----- Excerpted records

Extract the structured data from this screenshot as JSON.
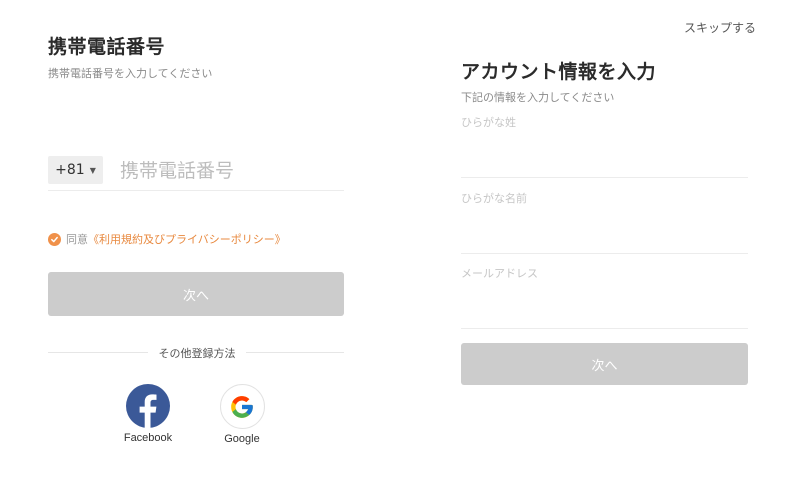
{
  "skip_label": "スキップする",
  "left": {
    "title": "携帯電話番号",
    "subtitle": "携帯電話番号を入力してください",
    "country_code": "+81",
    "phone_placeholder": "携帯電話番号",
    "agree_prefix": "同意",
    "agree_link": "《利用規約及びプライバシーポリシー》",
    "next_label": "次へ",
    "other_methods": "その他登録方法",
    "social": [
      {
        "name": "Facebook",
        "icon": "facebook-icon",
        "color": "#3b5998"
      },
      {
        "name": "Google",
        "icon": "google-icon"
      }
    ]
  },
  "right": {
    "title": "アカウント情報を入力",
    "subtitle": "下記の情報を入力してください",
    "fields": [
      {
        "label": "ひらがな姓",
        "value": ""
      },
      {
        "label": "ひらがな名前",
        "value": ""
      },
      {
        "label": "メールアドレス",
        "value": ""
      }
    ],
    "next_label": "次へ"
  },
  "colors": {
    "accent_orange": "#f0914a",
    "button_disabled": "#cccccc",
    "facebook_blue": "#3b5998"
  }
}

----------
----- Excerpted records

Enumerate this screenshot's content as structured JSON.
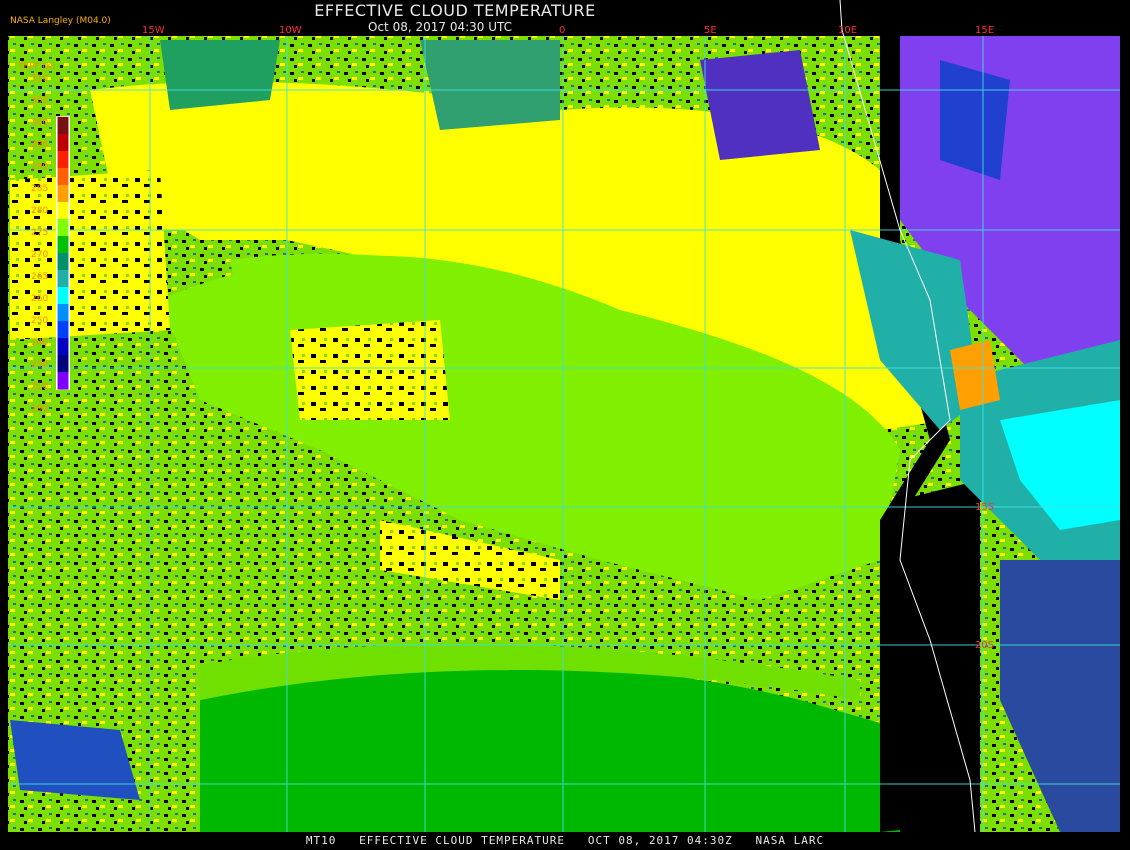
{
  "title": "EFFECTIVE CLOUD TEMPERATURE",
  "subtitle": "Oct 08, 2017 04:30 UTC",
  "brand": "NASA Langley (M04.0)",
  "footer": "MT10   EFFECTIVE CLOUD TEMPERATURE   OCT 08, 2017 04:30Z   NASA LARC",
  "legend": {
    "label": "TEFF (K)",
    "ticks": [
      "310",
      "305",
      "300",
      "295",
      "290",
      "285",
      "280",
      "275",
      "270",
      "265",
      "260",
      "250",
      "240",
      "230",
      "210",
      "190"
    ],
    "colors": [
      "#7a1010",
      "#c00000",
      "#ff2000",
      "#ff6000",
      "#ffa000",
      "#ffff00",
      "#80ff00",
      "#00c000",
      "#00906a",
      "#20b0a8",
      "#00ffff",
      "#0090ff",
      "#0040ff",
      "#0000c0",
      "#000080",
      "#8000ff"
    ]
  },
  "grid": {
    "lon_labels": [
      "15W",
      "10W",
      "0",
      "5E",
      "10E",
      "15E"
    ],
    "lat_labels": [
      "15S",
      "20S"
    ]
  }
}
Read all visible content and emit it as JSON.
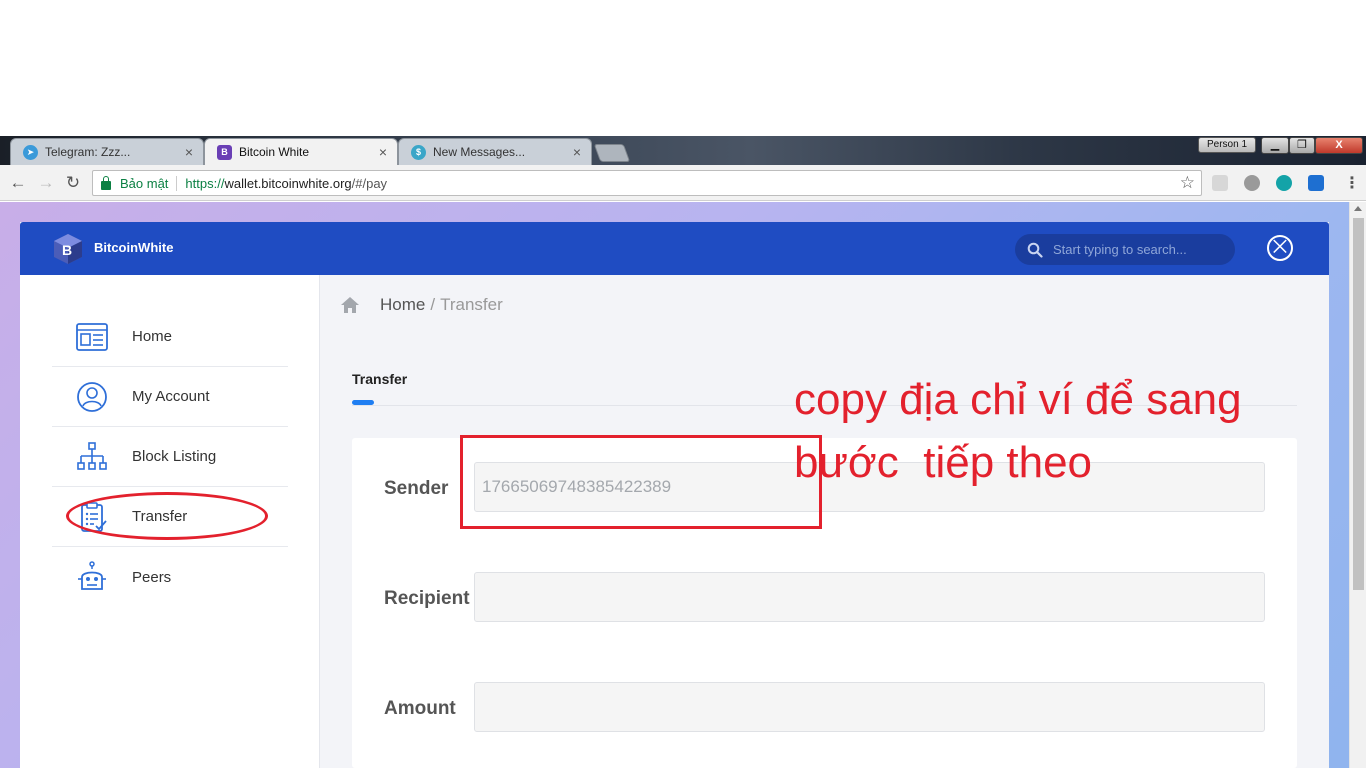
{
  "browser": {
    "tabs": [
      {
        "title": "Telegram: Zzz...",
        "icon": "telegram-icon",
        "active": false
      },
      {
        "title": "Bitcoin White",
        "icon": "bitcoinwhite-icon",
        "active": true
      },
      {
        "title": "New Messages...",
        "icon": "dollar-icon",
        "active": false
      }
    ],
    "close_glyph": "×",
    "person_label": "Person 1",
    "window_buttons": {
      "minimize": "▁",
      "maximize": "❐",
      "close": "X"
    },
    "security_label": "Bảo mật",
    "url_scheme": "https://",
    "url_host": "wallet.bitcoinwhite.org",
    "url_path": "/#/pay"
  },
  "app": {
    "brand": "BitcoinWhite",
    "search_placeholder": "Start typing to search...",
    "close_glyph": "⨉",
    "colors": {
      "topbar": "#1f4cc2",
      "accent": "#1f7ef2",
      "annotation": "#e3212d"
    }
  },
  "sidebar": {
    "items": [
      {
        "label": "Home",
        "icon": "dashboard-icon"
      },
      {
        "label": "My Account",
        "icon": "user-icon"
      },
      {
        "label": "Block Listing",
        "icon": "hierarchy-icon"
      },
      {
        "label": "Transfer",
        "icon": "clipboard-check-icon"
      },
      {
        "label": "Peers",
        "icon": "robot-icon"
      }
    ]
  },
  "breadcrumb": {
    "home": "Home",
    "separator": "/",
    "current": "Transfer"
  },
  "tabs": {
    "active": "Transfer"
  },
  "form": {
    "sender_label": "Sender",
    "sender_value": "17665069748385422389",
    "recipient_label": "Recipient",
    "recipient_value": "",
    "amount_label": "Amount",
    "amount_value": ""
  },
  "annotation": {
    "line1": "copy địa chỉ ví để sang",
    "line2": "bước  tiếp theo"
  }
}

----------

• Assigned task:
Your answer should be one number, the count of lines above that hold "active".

• Task answer:
4